(Website and app data records)
- - - -

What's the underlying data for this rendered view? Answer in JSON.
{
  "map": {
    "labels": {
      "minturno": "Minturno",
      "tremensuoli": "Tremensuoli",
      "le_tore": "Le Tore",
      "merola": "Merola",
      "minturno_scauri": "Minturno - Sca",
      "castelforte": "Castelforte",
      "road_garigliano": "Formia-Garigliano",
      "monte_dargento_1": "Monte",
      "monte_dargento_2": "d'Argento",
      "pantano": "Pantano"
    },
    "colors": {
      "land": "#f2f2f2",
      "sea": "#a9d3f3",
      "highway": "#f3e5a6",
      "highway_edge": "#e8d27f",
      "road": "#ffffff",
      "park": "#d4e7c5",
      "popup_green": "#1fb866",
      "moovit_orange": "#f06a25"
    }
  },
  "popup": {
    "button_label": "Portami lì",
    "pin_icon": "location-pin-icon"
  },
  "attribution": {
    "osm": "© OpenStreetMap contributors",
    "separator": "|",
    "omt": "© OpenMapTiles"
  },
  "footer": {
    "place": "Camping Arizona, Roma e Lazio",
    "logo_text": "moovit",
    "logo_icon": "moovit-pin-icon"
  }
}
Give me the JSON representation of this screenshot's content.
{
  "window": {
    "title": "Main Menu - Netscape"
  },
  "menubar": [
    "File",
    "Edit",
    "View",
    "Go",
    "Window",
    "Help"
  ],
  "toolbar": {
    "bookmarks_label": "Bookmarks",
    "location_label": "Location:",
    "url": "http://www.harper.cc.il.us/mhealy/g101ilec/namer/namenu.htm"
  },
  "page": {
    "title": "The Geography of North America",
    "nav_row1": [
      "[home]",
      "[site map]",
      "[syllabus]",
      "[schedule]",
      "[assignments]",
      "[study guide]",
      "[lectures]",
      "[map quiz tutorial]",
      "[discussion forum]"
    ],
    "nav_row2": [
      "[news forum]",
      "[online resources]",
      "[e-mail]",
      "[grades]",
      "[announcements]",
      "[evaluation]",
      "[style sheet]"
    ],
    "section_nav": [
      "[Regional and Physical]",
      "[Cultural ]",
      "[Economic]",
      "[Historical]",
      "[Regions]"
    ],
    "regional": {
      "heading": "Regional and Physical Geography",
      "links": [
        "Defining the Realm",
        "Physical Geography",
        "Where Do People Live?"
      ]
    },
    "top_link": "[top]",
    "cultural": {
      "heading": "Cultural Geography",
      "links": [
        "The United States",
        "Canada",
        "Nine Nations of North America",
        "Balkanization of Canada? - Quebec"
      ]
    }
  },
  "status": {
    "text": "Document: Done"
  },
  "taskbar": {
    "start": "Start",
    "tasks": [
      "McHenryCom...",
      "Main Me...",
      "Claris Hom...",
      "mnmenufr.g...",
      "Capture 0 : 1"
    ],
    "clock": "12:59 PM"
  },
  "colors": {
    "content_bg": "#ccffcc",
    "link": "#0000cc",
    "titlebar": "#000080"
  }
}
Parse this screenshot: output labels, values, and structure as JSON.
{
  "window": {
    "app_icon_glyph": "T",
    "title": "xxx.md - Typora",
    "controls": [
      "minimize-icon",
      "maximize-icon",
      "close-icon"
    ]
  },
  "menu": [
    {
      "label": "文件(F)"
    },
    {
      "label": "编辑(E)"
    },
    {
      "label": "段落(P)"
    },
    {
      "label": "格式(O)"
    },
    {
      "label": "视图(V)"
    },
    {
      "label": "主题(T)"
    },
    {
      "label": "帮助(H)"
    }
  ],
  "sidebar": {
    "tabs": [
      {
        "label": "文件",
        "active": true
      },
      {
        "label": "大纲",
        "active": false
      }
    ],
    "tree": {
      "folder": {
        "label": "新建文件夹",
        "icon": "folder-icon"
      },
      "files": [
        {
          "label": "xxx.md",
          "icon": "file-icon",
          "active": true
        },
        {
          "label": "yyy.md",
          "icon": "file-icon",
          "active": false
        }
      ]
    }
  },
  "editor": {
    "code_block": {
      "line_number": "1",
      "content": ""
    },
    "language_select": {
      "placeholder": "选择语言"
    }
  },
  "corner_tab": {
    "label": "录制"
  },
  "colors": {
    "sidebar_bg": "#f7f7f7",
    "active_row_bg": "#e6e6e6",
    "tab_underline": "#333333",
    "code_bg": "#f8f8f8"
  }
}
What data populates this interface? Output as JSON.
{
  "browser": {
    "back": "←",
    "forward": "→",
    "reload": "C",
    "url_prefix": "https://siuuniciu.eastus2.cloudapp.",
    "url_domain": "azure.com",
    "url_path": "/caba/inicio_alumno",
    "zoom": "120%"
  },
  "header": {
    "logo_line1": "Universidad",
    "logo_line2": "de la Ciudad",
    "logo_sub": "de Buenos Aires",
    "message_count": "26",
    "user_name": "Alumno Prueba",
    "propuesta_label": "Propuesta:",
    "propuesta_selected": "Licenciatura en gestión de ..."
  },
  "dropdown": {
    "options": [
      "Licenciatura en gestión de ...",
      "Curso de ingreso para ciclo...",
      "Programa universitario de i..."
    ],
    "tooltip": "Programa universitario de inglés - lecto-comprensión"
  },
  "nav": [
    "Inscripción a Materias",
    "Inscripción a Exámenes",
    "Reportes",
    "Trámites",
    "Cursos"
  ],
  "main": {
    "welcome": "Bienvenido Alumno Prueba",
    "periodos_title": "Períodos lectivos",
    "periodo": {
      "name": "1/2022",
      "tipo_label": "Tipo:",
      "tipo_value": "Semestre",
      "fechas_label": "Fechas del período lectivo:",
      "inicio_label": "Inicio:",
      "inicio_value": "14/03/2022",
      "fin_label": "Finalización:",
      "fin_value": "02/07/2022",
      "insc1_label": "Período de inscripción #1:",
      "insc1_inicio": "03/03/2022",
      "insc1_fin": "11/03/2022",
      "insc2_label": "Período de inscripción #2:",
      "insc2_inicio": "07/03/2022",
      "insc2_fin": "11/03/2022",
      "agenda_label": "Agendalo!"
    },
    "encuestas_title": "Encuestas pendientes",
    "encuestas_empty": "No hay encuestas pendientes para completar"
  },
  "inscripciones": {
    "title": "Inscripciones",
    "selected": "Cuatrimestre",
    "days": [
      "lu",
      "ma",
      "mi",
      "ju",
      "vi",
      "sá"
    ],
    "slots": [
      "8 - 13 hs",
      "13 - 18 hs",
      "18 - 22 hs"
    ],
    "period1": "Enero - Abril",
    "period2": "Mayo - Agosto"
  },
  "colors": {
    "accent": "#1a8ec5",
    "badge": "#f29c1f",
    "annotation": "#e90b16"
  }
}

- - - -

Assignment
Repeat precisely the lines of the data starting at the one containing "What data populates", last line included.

Result for this task
What data populates this interface? Output as JSON.
{
  "browser": {
    "back": "←",
    "forward": "→",
    "reload": "C",
    "url_prefix": "https://siuuniciu.eastus2.cloudapp.",
    "url_domain": "azure.com",
    "url_path": "/caba/inicio_alumno",
    "zoom": "120%"
  },
  "header": {
    "logo_line1": "Universidad",
    "logo_line2": "de la Ciudad",
    "logo_sub": "de Buenos Aires",
    "message_count": "26",
    "user_name": "Alumno Prueba",
    "propuesta_label": "Propuesta:",
    "propuesta_selected": "Licenciatura en gestión de ..."
  },
  "dropdown": {
    "options": [
      "Licenciatura en gestión de ...",
      "Curso de ingreso para ciclo...",
      "Programa universitario de i..."
    ],
    "tooltip": "Programa universitario de inglés - lecto-comprensión"
  },
  "nav": [
    "Inscripción a Materias",
    "Inscripción a Exámenes",
    "Reportes",
    "Trámites",
    "Cursos"
  ],
  "main": {
    "welcome": "Bienvenido Alumno Prueba",
    "periodos_title": "Períodos lectivos",
    "periodo": {
      "name": "1/2022",
      "tipo_label": "Tipo:",
      "tipo_value": "Semestre",
      "fechas_label": "Fechas del período lectivo:",
      "inicio_label": "Inicio:",
      "inicio_value": "14/03/2022",
      "fin_label": "Finalización:",
      "fin_value": "02/07/2022",
      "insc1_label": "Período de inscripción #1:",
      "insc1_inicio": "03/03/2022",
      "insc1_fin": "11/03/2022",
      "insc2_label": "Período de inscripción #2:",
      "insc2_inicio": "07/03/2022",
      "insc2_fin": "11/03/2022",
      "agenda_label": "Agendalo!"
    },
    "encuestas_title": "Encuestas pendientes",
    "encuestas_empty": "No hay encuestas pendientes para completar"
  },
  "inscripciones": {
    "title": "Inscripciones",
    "selected": "Cuatrimestre",
    "days": [
      "lu",
      "ma",
      "mi",
      "ju",
      "vi",
      "sá"
    ],
    "slots": [
      "8 - 13 hs",
      "13 - 18 hs",
      "18 - 22 hs"
    ],
    "period1": "Enero - Abril",
    "period2": "Mayo - Agosto"
  },
  "colors": {
    "accent": "#1a8ec5",
    "badge": "#f29c1f",
    "annotation": "#e90b16"
  }
}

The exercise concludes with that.